[EXERCISE MATERIAL]

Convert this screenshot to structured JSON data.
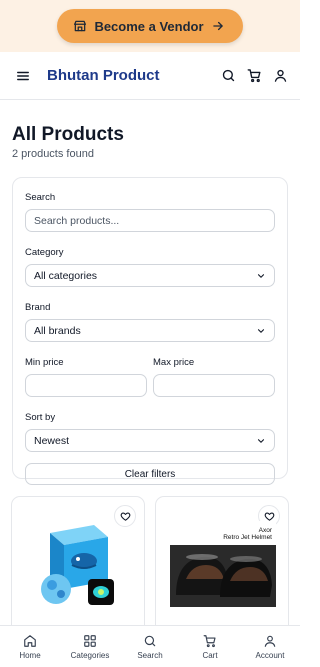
{
  "promo": {
    "vendor_label": "Become a Vendor"
  },
  "header": {
    "brand": "Bhutan Product"
  },
  "main": {
    "title": "All Products",
    "count_text": "2 products found"
  },
  "filters": {
    "search_label": "Search",
    "search_placeholder": "Search products...",
    "category_label": "Category",
    "category_value": "All categories",
    "brand_label": "Brand",
    "brand_value": "All brands",
    "min_price_label": "Min price",
    "max_price_label": "Max price",
    "sort_label": "Sort by",
    "sort_value": "Newest",
    "clear_label": "Clear filters"
  },
  "products": [
    {
      "image_icon": "blue-cube-toy-image"
    },
    {
      "image_icon": "helmet-image",
      "image_caption": "Axor",
      "image_subcaption": "Retro Jet Helmet"
    }
  ],
  "tabbar": {
    "items": [
      {
        "label": "Home",
        "icon": "home-icon"
      },
      {
        "label": "Categories",
        "icon": "grid-icon"
      },
      {
        "label": "Search",
        "icon": "search-icon"
      },
      {
        "label": "Cart",
        "icon": "cart-icon"
      },
      {
        "label": "Account",
        "icon": "user-icon"
      }
    ]
  },
  "colors": {
    "promo_bg": "#fdf1e4",
    "vendor_button": "#f2a44f",
    "brand": "#1e3a8a"
  }
}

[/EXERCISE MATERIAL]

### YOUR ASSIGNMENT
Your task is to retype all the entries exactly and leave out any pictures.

### OUTPUT OF THE TASK
Convert this screenshot to structured JSON data.
{
  "promo": {
    "vendor_label": "Become a Vendor"
  },
  "header": {
    "brand": "Bhutan Product"
  },
  "main": {
    "title": "All Products",
    "count_text": "2 products found"
  },
  "filters": {
    "search_label": "Search",
    "search_placeholder": "Search products...",
    "category_label": "Category",
    "category_value": "All categories",
    "brand_label": "Brand",
    "brand_value": "All brands",
    "min_price_label": "Min price",
    "max_price_label": "Max price",
    "sort_label": "Sort by",
    "sort_value": "Newest",
    "clear_label": "Clear filters"
  },
  "products": [
    {
      "image_icon": "blue-cube-toy-image"
    },
    {
      "image_icon": "helmet-image",
      "image_caption": "Axor",
      "image_subcaption": "Retro Jet Helmet"
    }
  ],
  "tabbar": {
    "items": [
      {
        "label": "Home",
        "icon": "home-icon"
      },
      {
        "label": "Categories",
        "icon": "grid-icon"
      },
      {
        "label": "Search",
        "icon": "search-icon"
      },
      {
        "label": "Cart",
        "icon": "cart-icon"
      },
      {
        "label": "Account",
        "icon": "user-icon"
      }
    ]
  },
  "colors": {
    "promo_bg": "#fdf1e4",
    "vendor_button": "#f2a44f",
    "brand": "#1e3a8a"
  }
}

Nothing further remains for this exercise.